Consequently there will be occasions when a mix of biomass and conventional boilers gives the highest overall efficiency, in relation to the way the building is used and the demands it makes on its heating systems. An obvious example would be where the biomass boiler meets a constant load and is then ‘topped up’ by a condensing boiler as and when required. 

There are also other considerations the building services engineer has to take into account when designing such systems. These include local planning consents requiring a percentage of renewable energy sources – and/or the desire of the end client to be ‘seen to be green’. 

As a result, there will certainly be a need to consider the use of other renewable heat sources, such as solar thermal and heat pumps, as part of the overall mix. And because the heating capacity of both solar thermal and heat pump systems shows considerable seasonal variation, there will be a need to design a suitable level of back-up into the system. This, in turn, may impact on capital costs and resulting payback periods. 

For that reason, solar thermal systems and heat pumps are often used to pre-heat cold water for hot water systems, with other heat sources (e.g. gas, oil or biomass boilers) being used to bring the water up to the required temperature and for pasteurisation cycles.

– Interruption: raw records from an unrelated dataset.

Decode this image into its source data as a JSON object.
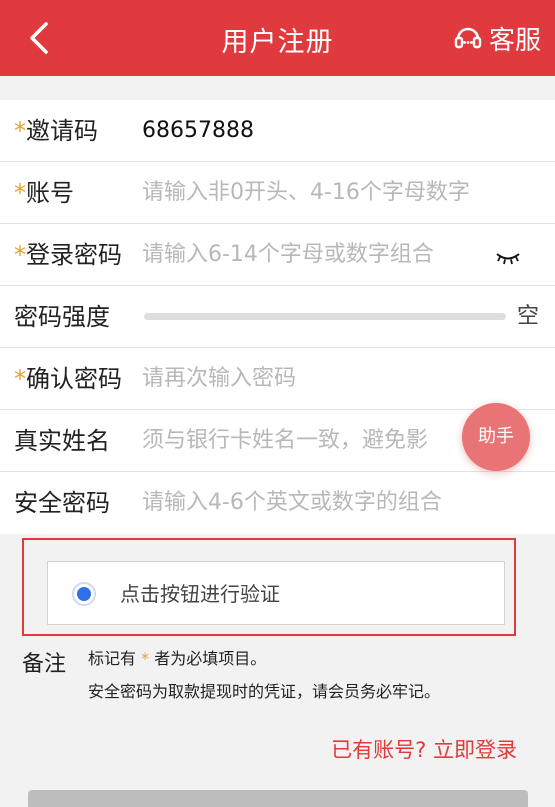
{
  "header": {
    "title": "用户注册",
    "service_label": "客服"
  },
  "form": {
    "required_mark": "*",
    "invite_code": {
      "label": "邀请码",
      "value": "68657888"
    },
    "account": {
      "label": "账号",
      "placeholder": "请输入非0开头、4-16个字母数字"
    },
    "login_password": {
      "label": "登录密码",
      "placeholder": "请输入6-14个字母或数字组合"
    },
    "password_strength": {
      "label": "密码强度",
      "value": "空",
      "level": 0
    },
    "confirm_password": {
      "label": "确认密码",
      "placeholder": "请再次输入密码"
    },
    "real_name": {
      "label": "真实姓名",
      "placeholder": "须与银行卡姓名一致，避免影"
    },
    "safe_password": {
      "label": "安全密码",
      "placeholder": "请输入4-6个英文或数字的组合"
    }
  },
  "helper_label": "助手",
  "verify": {
    "label": "点击按钮进行验证",
    "accent": "#2f6fe8"
  },
  "notes": {
    "label": "备注",
    "line1_prefix": "标记有",
    "line1_mark": "*",
    "line1_suffix": "者为必填项目。",
    "line2": "安全密码为取款提现时的凭证，请会员务必牢记。"
  },
  "login_link": "已有账号? 立即登录",
  "colors": {
    "brand": "#e03a3e",
    "required": "#e8a23a",
    "link": "#e23a3a"
  },
  "icons": {
    "back": "chevron-left-icon",
    "service": "headset-icon",
    "eye": "eye-closed-icon",
    "radio": "radio-selected-icon"
  }
}
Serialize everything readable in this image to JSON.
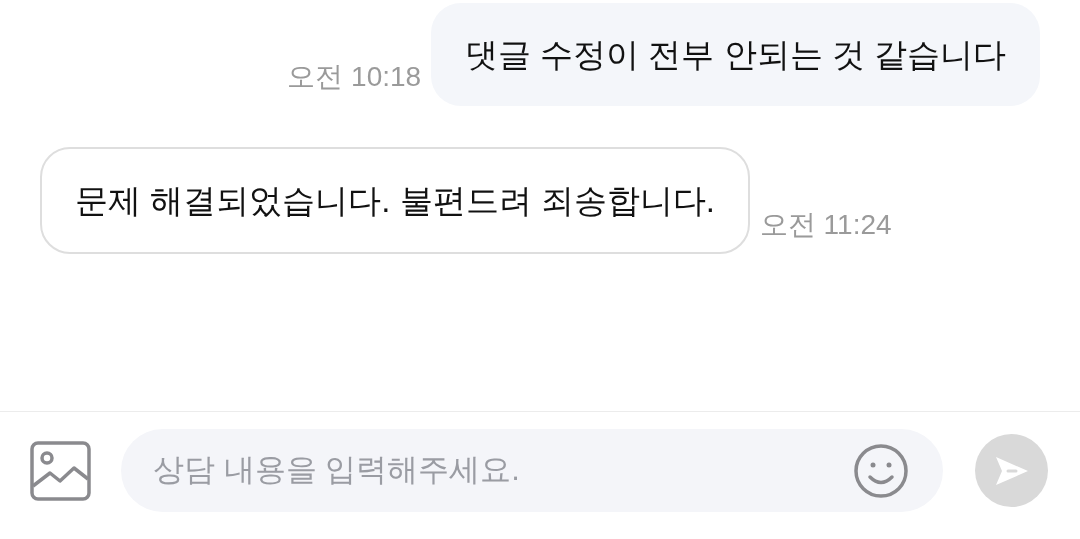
{
  "messages": [
    {
      "kind": "sent",
      "text": "댓글 수정이 전부 안되는 것 같습니다",
      "time": "오전 10:18"
    },
    {
      "kind": "received",
      "text": "문제 해결되었습니다. 불편드려 죄송합니다.",
      "time": "오전 11:24"
    }
  ],
  "composer": {
    "placeholder": "상담 내용을 입력해주세요.",
    "send_enabled": false
  }
}
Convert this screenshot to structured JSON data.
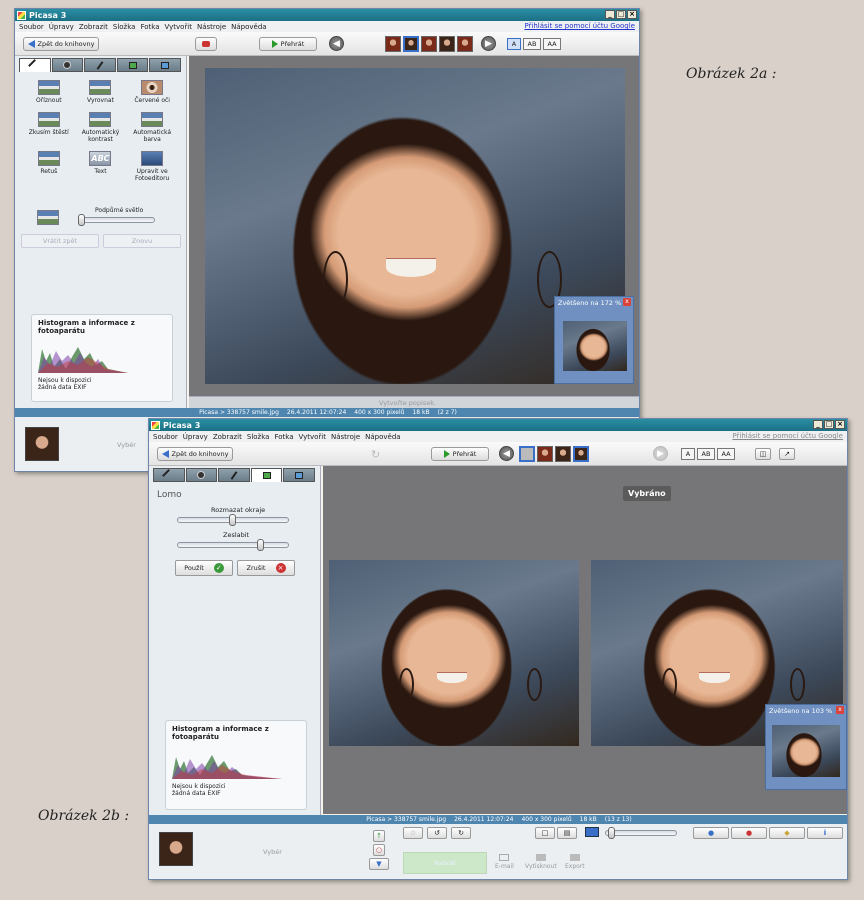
{
  "captions": {
    "a": "Obrázek 2a :",
    "b": "Obrázek 2b :"
  },
  "app_title": "Picasa 3",
  "window_buttons": [
    "_",
    "□",
    "×"
  ],
  "menu": [
    "Soubor",
    "Úpravy",
    "Zobrazit",
    "Složka",
    "Fotka",
    "Vytvořit",
    "Nástroje",
    "Nápověda"
  ],
  "signin_link": "Přihlásit se pomocí účtu Google",
  "toolbar": {
    "back_label": "Zpět do knihovny",
    "play_label": "Přehrát",
    "caption_modes": [
      "A",
      "AB",
      "AA"
    ]
  },
  "tools": [
    {
      "label": "Oříznout",
      "icon": "crop-icon"
    },
    {
      "label": "Vyrovnat",
      "icon": "straighten-icon"
    },
    {
      "label": "Červené oči",
      "icon": "redeye-icon"
    },
    {
      "label": "Zkusím štěstí",
      "icon": "feeling-lucky-icon"
    },
    {
      "label": "Automatický kontrast",
      "icon": "auto-contrast-icon"
    },
    {
      "label": "Automatická barva",
      "icon": "auto-color-icon"
    },
    {
      "label": "Retuš",
      "icon": "retouch-icon"
    },
    {
      "label": "Text",
      "icon": "text-icon",
      "icon_text": "ABC"
    },
    {
      "label": "Upravit ve Fotoeditoru",
      "icon": "photo-editor-icon"
    }
  ],
  "fill_light": {
    "label": "Podpůrné světlo",
    "value": 0
  },
  "undo_label": "Vrátit zpět",
  "redo_label": "Znovu",
  "histogram": {
    "title": "Histogram a informace z fotoaparátu",
    "note": "Nejsou k dispozici žádná data EXIF"
  },
  "status": {
    "path": "Picasa > 338757 smile.jpg",
    "datetime": "26.4.2011 12:07:24",
    "dims": "400 x 300 pixelů",
    "size": "18 kB",
    "pos_a": "(2 z 7)",
    "pos_b": "(13 z 13)"
  },
  "caption_placeholder": "Vytvořte popisek.",
  "zoom_a": "Zvětšeno na 172 %",
  "zoom_b": "Zvětšeno na 103 %",
  "tray_label": "Vybér",
  "lomo": {
    "title": "Lomo",
    "blur_label": "Rozmazat okraje",
    "blur_value": 0.5,
    "weaken_label": "Zeslabit",
    "weaken_value": 0.75,
    "apply_label": "Použít",
    "cancel_label": "Zrušit"
  },
  "selected_label": "Vybráno",
  "share": {
    "upload": "Nahrát",
    "email": "E-mail",
    "print": "Vytisknout",
    "export": "Export"
  }
}
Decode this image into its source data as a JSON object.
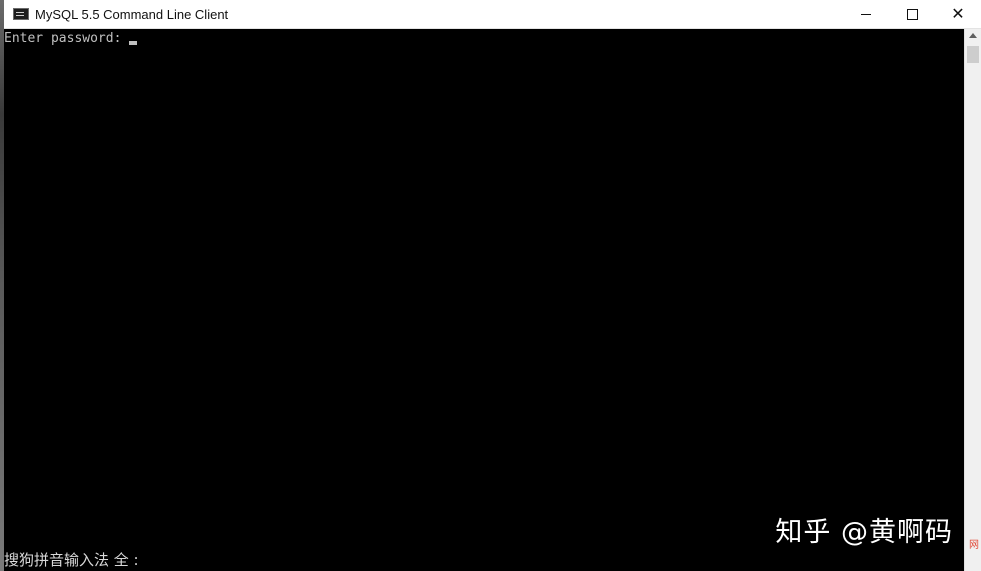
{
  "window": {
    "title": "MySQL 5.5 Command Line Client",
    "icon": "console-app-icon",
    "controls": {
      "minimize": "minimize-icon",
      "maximize": "maximize-icon",
      "close": "close-icon"
    },
    "close_glyph": "✕"
  },
  "console": {
    "prompt": "Enter password: ",
    "ime_status": "搜狗拼音输入法 全 :"
  },
  "watermark": {
    "text": "知乎 @黄啊码",
    "logo_text": "网"
  },
  "colors": {
    "console_bg": "#000000",
    "console_fg": "#c0c0c0",
    "titlebar_bg": "#ffffff"
  }
}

This approach tends to work well and increases efficiency by minimising the use of the boiler plant. However, it is essential to include efficient controls and suitably designed thermal storage vessels to ensure that each type of heat source is used to optimum effect. 

Other situations may point to a different solution. Swimming pools, for example, act as a large heat sink with relatively low operating temperatures (typically 26-30°C) that can easily be achieved with solar thermal, with no need to buy thermal storage vessels. These low temperatures result in high collector efficiencies and solar fractions. Additionally most indoor pools have a large roof area, which is ideal for the solar collectors. 

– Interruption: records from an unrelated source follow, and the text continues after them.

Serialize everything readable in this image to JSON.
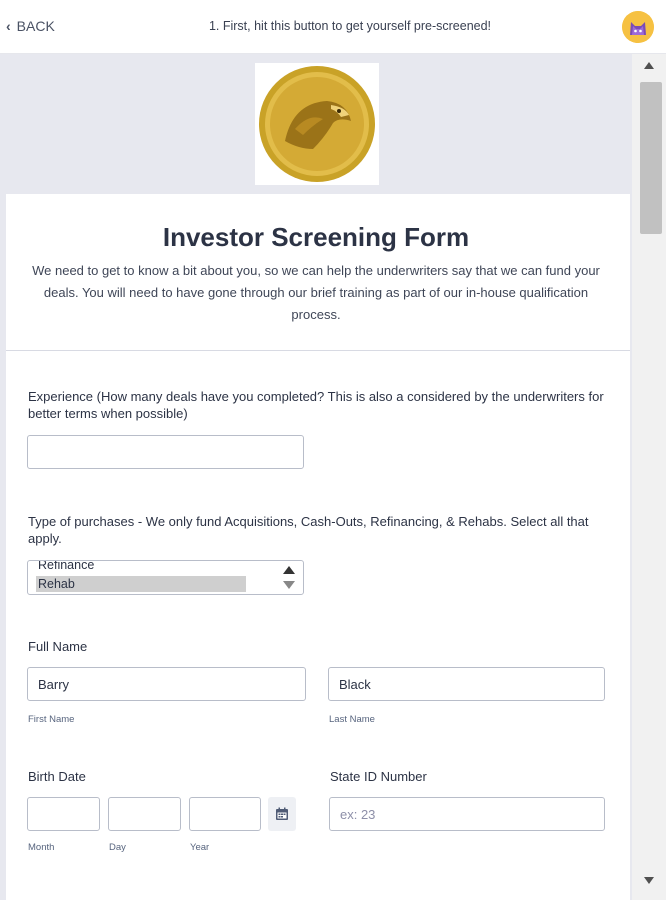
{
  "topbar": {
    "back_label": "BACK",
    "title": "1. First, hit this button to get yourself pre-screened!"
  },
  "icons": {
    "back": "chevron-left-icon",
    "avatar": "cat-avatar-icon",
    "logo": "gold-eagle-coin-logo",
    "calendar": "calendar-icon"
  },
  "colors": {
    "page_background": "#e7e8ef",
    "text": "#2c3345",
    "coin_gold": "#c9a227",
    "avatar": "#f6c142"
  },
  "form": {
    "title": "Investor Screening Form",
    "subtitle": "We need to get to know a bit about you, so we can help the underwriters say that we can fund your deals. You will need to have gone through our brief training as part of our in-house qualification process.",
    "experience": {
      "label": "Experience (How many deals have you completed? This is also a considered by the underwriters for better terms when possible)",
      "value": ""
    },
    "purchases": {
      "label": "Type of purchases - We only fund Acquisitions, Cash-Outs, Refinancing, & Rehabs. Select all that apply.",
      "visible_options": [
        "Refinance",
        "Rehab"
      ],
      "selected": "Rehab"
    },
    "full_name": {
      "label": "Full Name",
      "first_value": "Barry",
      "first_sublabel": "First Name",
      "last_value": "Black",
      "last_sublabel": "Last Name"
    },
    "birth_date": {
      "label": "Birth Date",
      "month_sublabel": "Month",
      "day_sublabel": "Day",
      "year_sublabel": "Year"
    },
    "state_id": {
      "label": "State ID Number",
      "placeholder": "ex: 23"
    }
  }
}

In the case of new build projects there may be more scope to make wider use of renewable heat sources, as early collaboration at the design stage can help to ensure the fabric design reduces heating loads. This, in turn, could open the door for using lower grade heat sources such as heat pumps, in conjunction with underfloor heating or suitably sized heat emitters to compensate for the lower water temperatures. In such cases, the lower return water temperatures may make condensing boilers the best choice as a back-up heat source because of the extra condensing that will be achieved. 

In refurbishment projects, where the requirement for consequential improvements under Part L of the Building Regulations is likely to encourage the use of low carbon technologies, this can be more challenging. For instance, if the central plant is being replaced but the distribution system and heat emitters remain unchanged, the original design water temperatures may need to be retained. Here, biomass boilers offer a good solution as they will generally deliver hot water at around 82°C, equivalent to conventional boilers. 

Ultimately, the key to arriving at the best solution is to decide which renewable and conventional heat sources will work together in a controllable fashion. Furthermore, these choices need to be made in the context of the nature of the building and how it is used on a day-to-day basis, local planning requirements, the end client’s aspirations and the budgetary realities.